While the skilled nursing industry worried about the rise of accountable care organizations (ACOs), managed Medicare plans slowly established a firm foothold that isn’t going anywhere soon.
“The growth of ACOs and bundled payments has kind of leveled off,” Jill Kreuger, president and CEO of pharmacy and rehab solutions provider Symbria said at LeadingAge Illinois’s annual conference in Schaumburg, Ill. last week. “But what I have seen, for the first time in my life here, is rapidly accelerating managed care penetration.”
According to Krueger, one Symbria therapy client told her: “We’re just getting clobbered by managed care.”
Managed Medicare uptake has reached about 33% nationwide, with the Congressional Budget Office predicting increases of about 4% per year. But Avalere Health, a Washington, D.C.-based health care consulting firm, projects a faster rate of 6% to 7% per year — making 50% penetration a near-term possibility.
“Fifty percent of your potential business in the post-acute care space is being managed by somebody who really cares about the bottom line — and won’t be afraid to try to squeeze people,” Niall Brennan, president of the Health Care Cost Institute, said at another industry event last month.
Managed Medicare has accelerated the narrowing of networks in skilled nursing, Krueger said, in which acute providers refer their patients to a smaller and smaller bunch of skilled nursing facilities.
“The top five nursing homes are getting more and more patients, and the others are getting fewer and fewer,” she said.
Krueger emphasized the importance of improving outcomes and bringing the data to prove it, as SNFs compete against each other for shrinking hospital referrals.
“Managed care, what do they care about?
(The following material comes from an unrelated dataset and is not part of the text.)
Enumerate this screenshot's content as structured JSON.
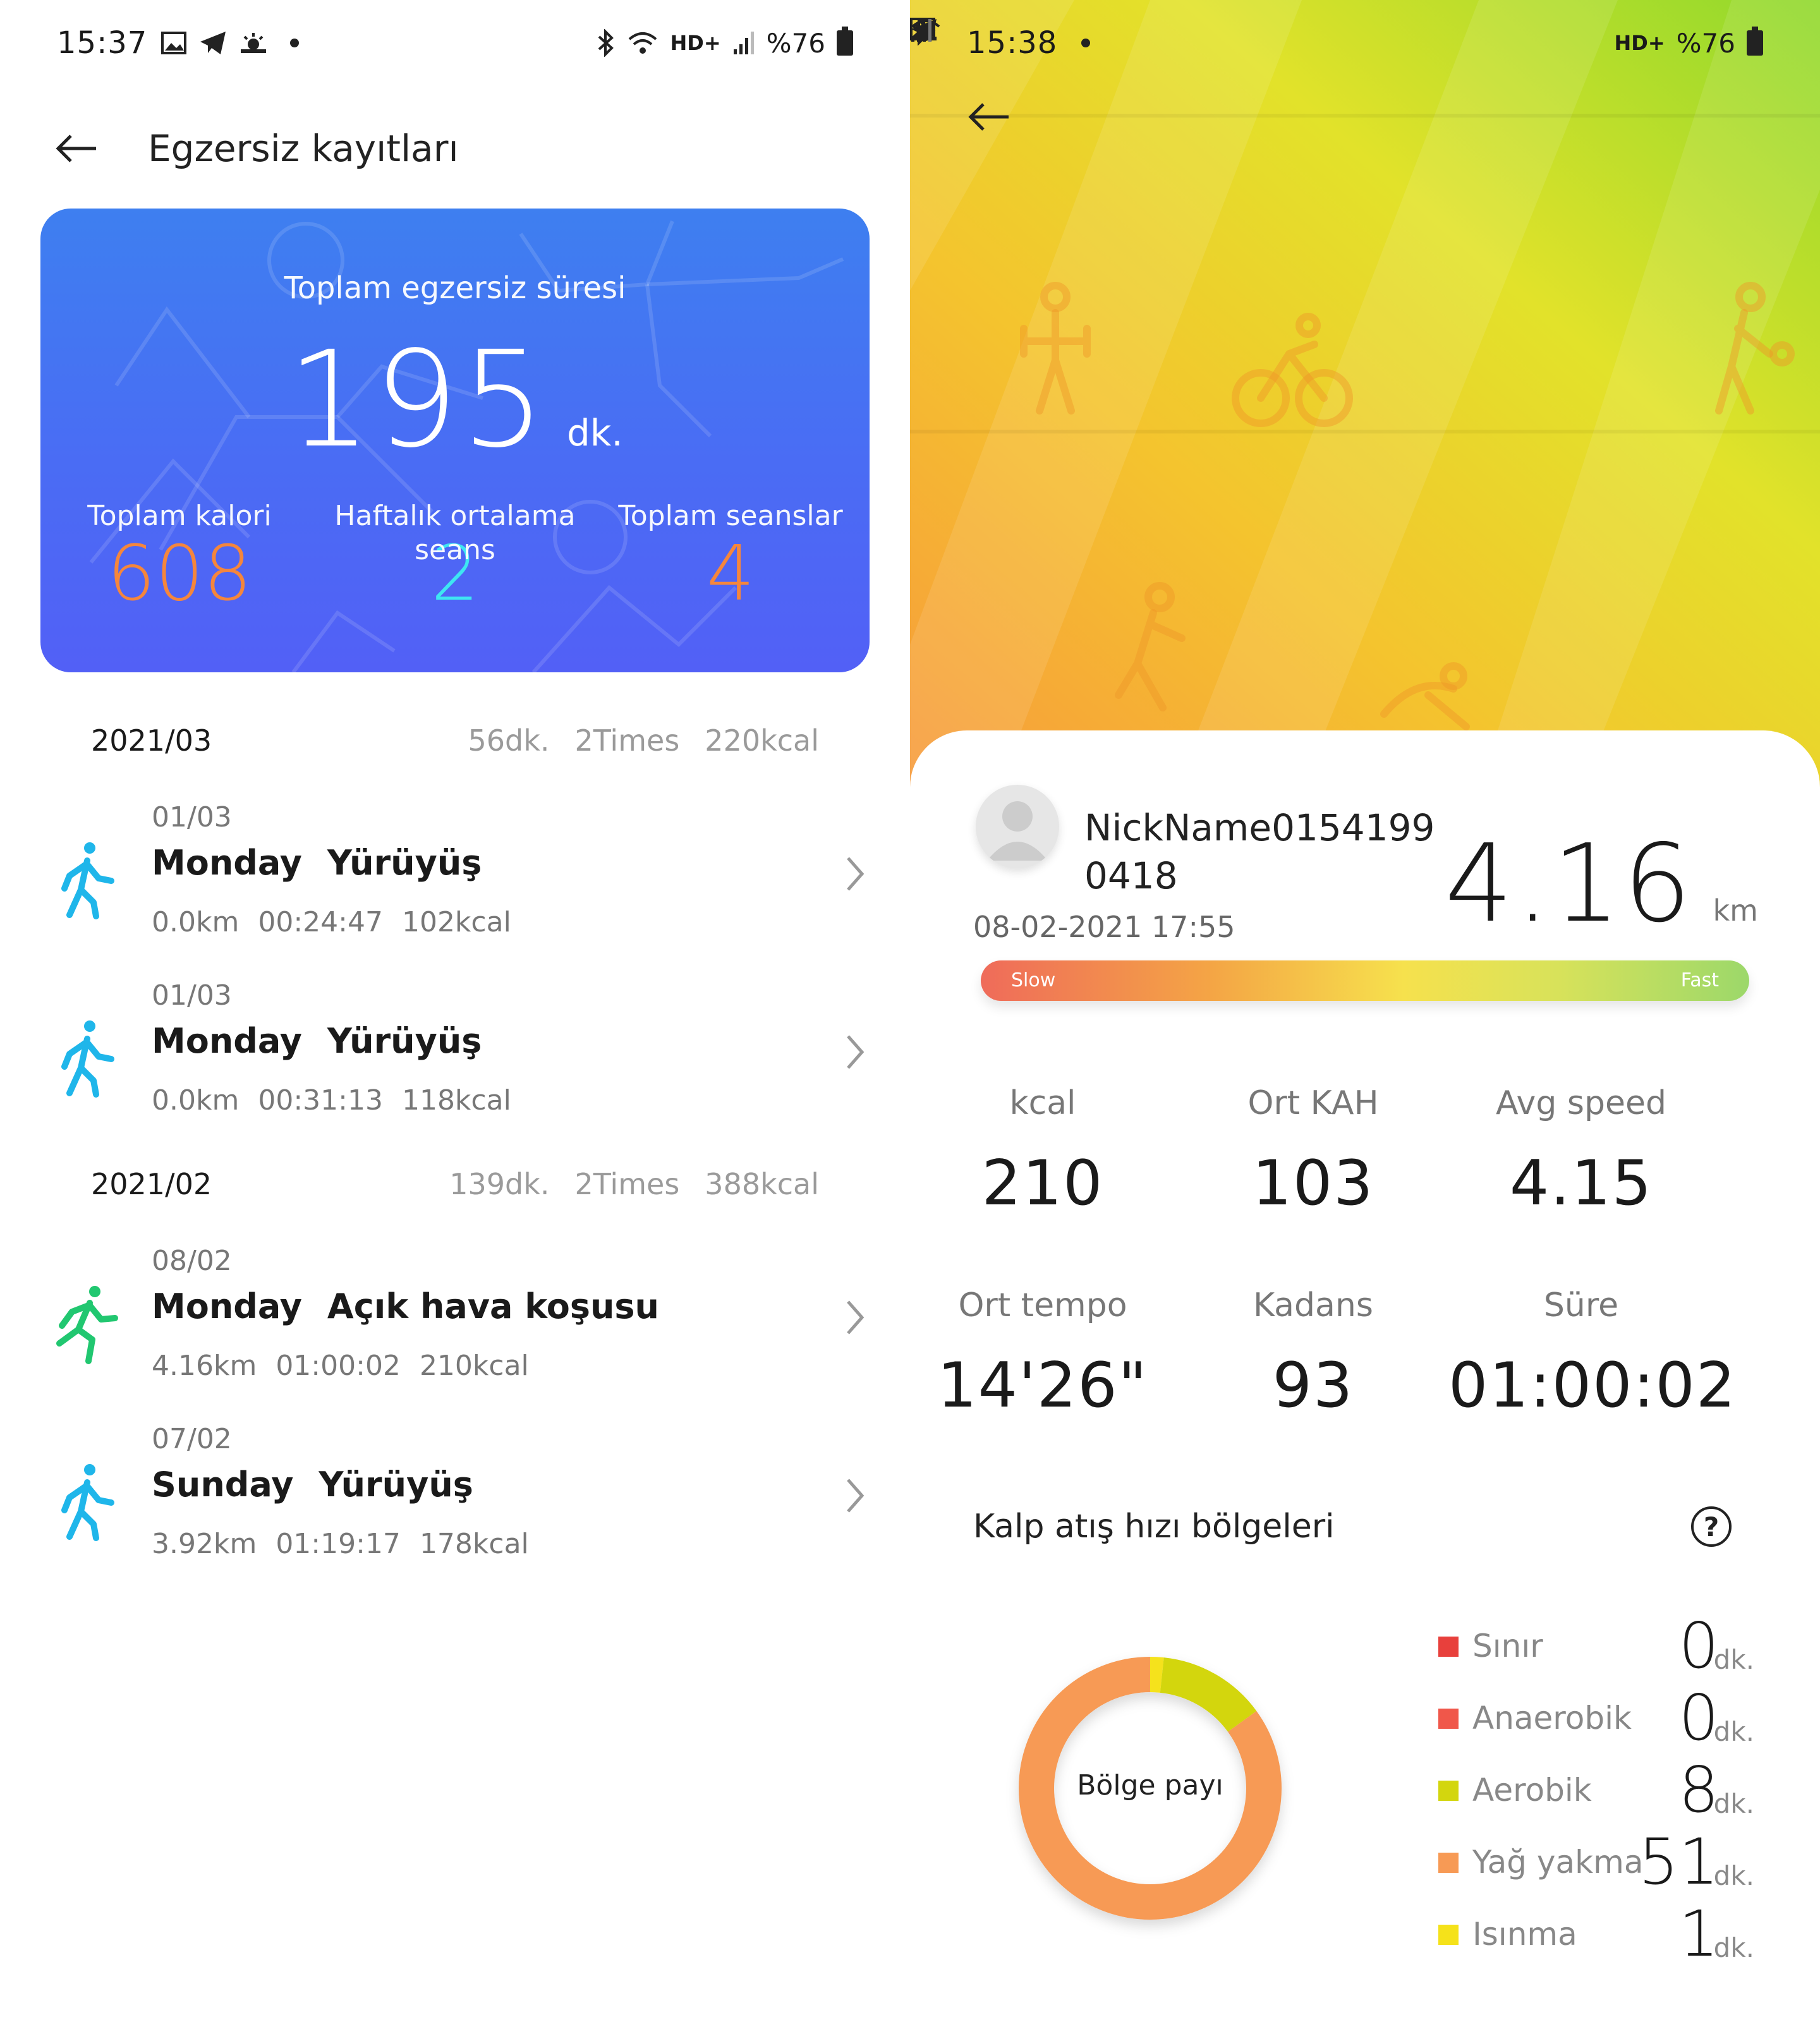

Readmissions, length of stay — because the managed care players get a flat amount,” she said. “The single most expensive thing you can do is send someone back to the hospital. Bar none, that’s where the money is.”
Risk and reward
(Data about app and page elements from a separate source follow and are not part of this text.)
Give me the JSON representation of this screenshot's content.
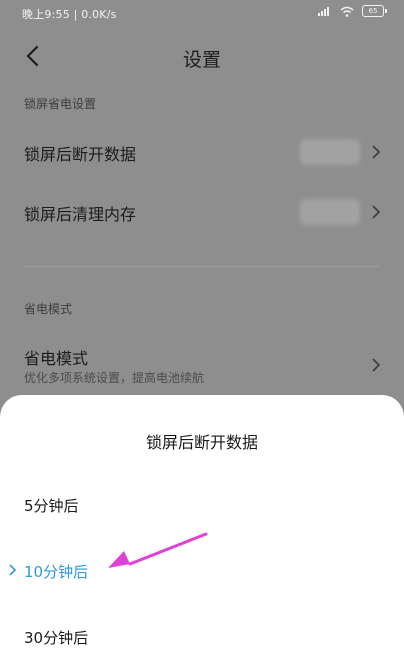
{
  "status_bar": {
    "time": "晚上9:55 | 0.0K/s",
    "battery": "65",
    "icons": [
      "signal-icon",
      "wifi-icon",
      "battery-icon"
    ]
  },
  "header": {
    "title": "设置",
    "back_icon": "chevron-left-icon"
  },
  "section_lock": {
    "title": "锁屏省电设置"
  },
  "rows": [
    {
      "label": "锁屏后断开数据"
    },
    {
      "label": "锁屏后清理内存"
    }
  ],
  "section_power": {
    "title": "省电模式"
  },
  "power_mode": {
    "label": "省电模式",
    "subtitle": "优化多项系统设置，提高电池续航"
  },
  "sheet": {
    "title": "锁屏后断开数据",
    "options": [
      {
        "label": "5分钟后",
        "selected": false
      },
      {
        "label": "10分钟后",
        "selected": true
      },
      {
        "label": "30分钟后",
        "selected": false
      }
    ]
  },
  "colors": {
    "accent": "#2e9ad6",
    "annotation_arrow": "#e040d8",
    "overlay": "#8e8e8e"
  }
}
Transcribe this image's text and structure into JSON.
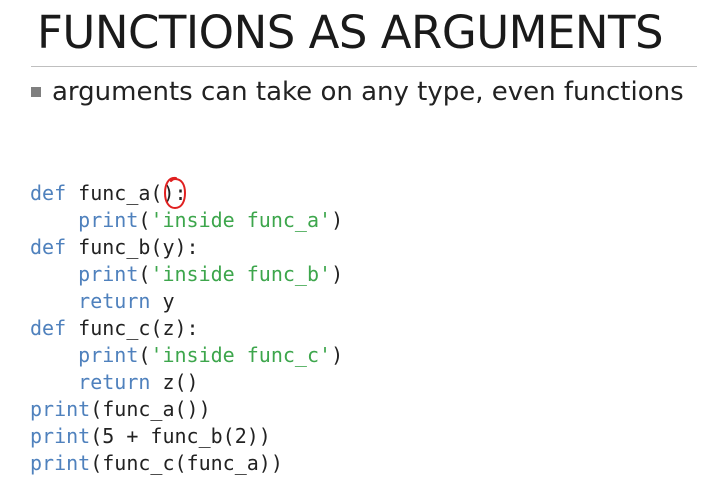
{
  "slide": {
    "title": "FUNCTIONS AS ARGUMENTS",
    "bullet": "arguments can take on any type, even functions"
  },
  "code_lines": [
    [
      {
        "t": "def",
        "c": "kw"
      },
      {
        "t": " func_a():",
        "c": "plain"
      }
    ],
    [
      {
        "t": "    ",
        "c": "plain"
      },
      {
        "t": "print",
        "c": "kw"
      },
      {
        "t": "(",
        "c": "plain"
      },
      {
        "t": "'inside func_a'",
        "c": "str"
      },
      {
        "t": ")",
        "c": "plain"
      }
    ],
    [
      {
        "t": "def",
        "c": "kw"
      },
      {
        "t": " func_b(y):",
        "c": "plain"
      }
    ],
    [
      {
        "t": "    ",
        "c": "plain"
      },
      {
        "t": "print",
        "c": "kw"
      },
      {
        "t": "(",
        "c": "plain"
      },
      {
        "t": "'inside func_b'",
        "c": "str"
      },
      {
        "t": ")",
        "c": "plain"
      }
    ],
    [
      {
        "t": "    ",
        "c": "plain"
      },
      {
        "t": "return",
        "c": "kw"
      },
      {
        "t": " y",
        "c": "plain"
      }
    ],
    [
      {
        "t": "def",
        "c": "kw"
      },
      {
        "t": " func_c(z):",
        "c": "plain"
      }
    ],
    [
      {
        "t": "    ",
        "c": "plain"
      },
      {
        "t": "print",
        "c": "kw"
      },
      {
        "t": "(",
        "c": "plain"
      },
      {
        "t": "'inside func_c'",
        "c": "str"
      },
      {
        "t": ")",
        "c": "plain"
      }
    ],
    [
      {
        "t": "    ",
        "c": "plain"
      },
      {
        "t": "return",
        "c": "kw"
      },
      {
        "t": " z()",
        "c": "plain"
      }
    ],
    [
      {
        "t": "print",
        "c": "kw"
      },
      {
        "t": "(func_a())",
        "c": "plain"
      }
    ],
    [
      {
        "t": "print",
        "c": "kw"
      },
      {
        "t": "(5 + func_b(2))",
        "c": "plain"
      }
    ],
    [
      {
        "t": "print",
        "c": "kw"
      },
      {
        "t": "(func_c(func_a))",
        "c": "plain"
      }
    ]
  ],
  "colors": {
    "keyword": "#4f81bd",
    "string": "#3da64c",
    "text": "#222222",
    "annotation": "#e02020"
  }
}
A lot of providers and thinkers in the space talk about data, but determining the exact metrics to follow is just as essential as setting up a reliable collection system. John Glover, chief operating officer of continuing care retirement community (CCRC) operator Franciscan Ministries, took an active approach, setting out to find the most common metrics that post-acute care networks and accountable care organizations used to select their partners.
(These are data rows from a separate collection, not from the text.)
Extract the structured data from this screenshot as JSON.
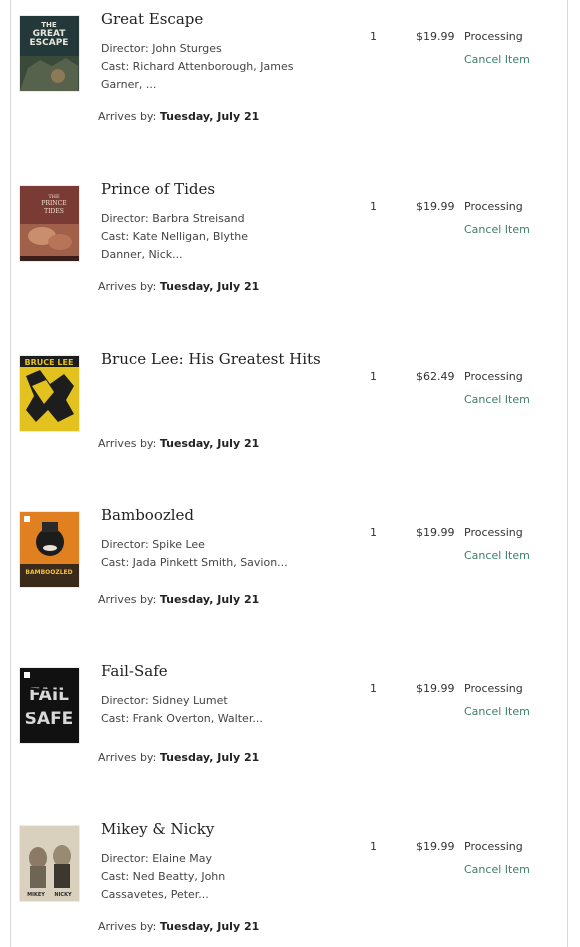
{
  "arrives_prefix": "Arrives by:",
  "accent_color": "#3e7d6a",
  "items": [
    {
      "title": "Great Escape",
      "director": "Director: John Sturges",
      "cast_line1": "Cast: Richard Attenborough, James",
      "cast_line2": "Garner, ...",
      "qty": "1",
      "price": "$19.99",
      "status": "Processing",
      "cancel": "Cancel Item",
      "arrives": "Tuesday, July 21",
      "poster": {
        "text_lines": [
          "THE",
          "GREAT",
          "ESCAPE"
        ]
      }
    },
    {
      "title": "Prince of Tides",
      "director": "Director: Barbra Streisand",
      "cast_line1": "Cast: Kate Nelligan, Blythe",
      "cast_line2": "Danner, Nick...",
      "qty": "1",
      "price": "$19.99",
      "status": "Processing",
      "cancel": "Cancel Item",
      "arrives": "Tuesday, July 21",
      "poster": {
        "text_lines": [
          "THE",
          "PRINCE",
          "TIDES"
        ]
      }
    },
    {
      "title": "Bruce Lee: His Greatest Hits",
      "director": "",
      "cast_line1": "",
      "cast_line2": "",
      "qty": "1",
      "price": "$62.49",
      "status": "Processing",
      "cancel": "Cancel Item",
      "arrives": "Tuesday, July 21",
      "poster": {
        "text_lines": [
          "BRUCE LEE"
        ]
      }
    },
    {
      "title": "Bamboozled",
      "director": "Director: Spike Lee",
      "cast_line1": "Cast: Jada Pinkett Smith, Savion...",
      "cast_line2": "",
      "qty": "1",
      "price": "$19.99",
      "status": "Processing",
      "cancel": "Cancel Item",
      "arrives": "Tuesday, July 21",
      "poster": {
        "text_lines": [
          "BAMBOOZLED"
        ]
      }
    },
    {
      "title": "Fail-Safe",
      "director": "Director: Sidney Lumet",
      "cast_line1": "Cast: Frank Overton, Walter...",
      "cast_line2": "",
      "qty": "1",
      "price": "$19.99",
      "status": "Processing",
      "cancel": "Cancel Item",
      "arrives": "Tuesday, July 21",
      "poster": {
        "text_lines": [
          "FAIL",
          "SAFE"
        ]
      }
    },
    {
      "title": "Mikey & Nicky",
      "director": "Director: Elaine May",
      "cast_line1": "Cast: Ned Beatty, John",
      "cast_line2": "Cassavetes, Peter...",
      "qty": "1",
      "price": "$19.99",
      "status": "Processing",
      "cancel": "Cancel Item",
      "arrives": "Tuesday, July 21",
      "poster": {
        "text_lines": [
          "MIKEY",
          "NICKY"
        ]
      }
    }
  ]
}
The top five consisted of star rating from the Centers for Medicare & Medicaid Services (CMS), length of stay, seven-day readmission rates, 30-day readmission rates, and home care capture rate. But Glover noted that even after identifying the important data points to monitor, there’s still a catch.
“The criterion or benchmark for each of those can vary greatly from one post-acute network or ACO,” he said.
For instance, the Franciscan Health network in Indiana has a length-of-stay benchmark of 14 to 17 days. For Advocate Health Care in northern Illinois, that figure is just 11. 2 days, Glover said.
In addition, tracking all that data isn’t useful without signing up to take on some of the risks associated with missing those benchmarks. While Glover noted that under the new Bundled Payments for Care Improvement (BPCI) model, post-acute facilities can’t take the lead, SNFs can still offer to take on some of the potential downsides from hospitals and physician groups — and reap a potentially higher reward for producing better-than-expected results.
“We have to be willing to enter into risk-taking agreements,” he said. “It’s all about taking risk. If we’re not open to entering into risk, we are not going to be successful in the future health care environment.”
Written by Alex Spanko